● Task requirements
Each line below is to be written out once more, precisely as given.

● Records supplied
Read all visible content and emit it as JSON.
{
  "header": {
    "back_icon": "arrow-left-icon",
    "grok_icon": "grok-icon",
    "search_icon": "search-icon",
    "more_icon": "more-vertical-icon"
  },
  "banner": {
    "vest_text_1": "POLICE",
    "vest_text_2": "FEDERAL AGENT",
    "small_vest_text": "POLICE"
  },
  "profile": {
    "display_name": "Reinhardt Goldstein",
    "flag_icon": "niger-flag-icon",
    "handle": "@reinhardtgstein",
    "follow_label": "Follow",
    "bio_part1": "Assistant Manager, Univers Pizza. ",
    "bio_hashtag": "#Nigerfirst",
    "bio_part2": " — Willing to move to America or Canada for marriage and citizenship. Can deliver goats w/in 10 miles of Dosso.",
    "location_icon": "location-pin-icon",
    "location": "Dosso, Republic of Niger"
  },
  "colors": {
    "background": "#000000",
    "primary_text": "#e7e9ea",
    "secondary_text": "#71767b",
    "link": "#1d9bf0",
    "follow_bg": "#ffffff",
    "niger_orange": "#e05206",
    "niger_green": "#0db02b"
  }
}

● Result
Read all visible content and emit it as JSON.
{
  "header": {
    "back_icon": "arrow-left-icon",
    "grok_icon": "grok-icon",
    "search_icon": "search-icon",
    "more_icon": "more-vertical-icon"
  },
  "banner": {
    "vest_text_1": "POLICE",
    "vest_text_2": "FEDERAL AGENT",
    "small_vest_text": "POLICE"
  },
  "profile": {
    "display_name": "Reinhardt Goldstein",
    "flag_icon": "niger-flag-icon",
    "handle": "@reinhardtgstein",
    "follow_label": "Follow",
    "bio_part1": "Assistant Manager, Univers Pizza. ",
    "bio_hashtag": "#Nigerfirst",
    "bio_part2": " — Willing to move to America or Canada for marriage and citizenship. Can deliver goats w/in 10 miles of Dosso.",
    "location_icon": "location-pin-icon",
    "location": "Dosso, Republic of Niger"
  },
  "colors": {
    "background": "#000000",
    "primary_text": "#e7e9ea",
    "secondary_text": "#71767b",
    "link": "#1d9bf0",
    "follow_bg": "#ffffff",
    "niger_orange": "#e05206",
    "niger_green": "#0db02b"
  }
}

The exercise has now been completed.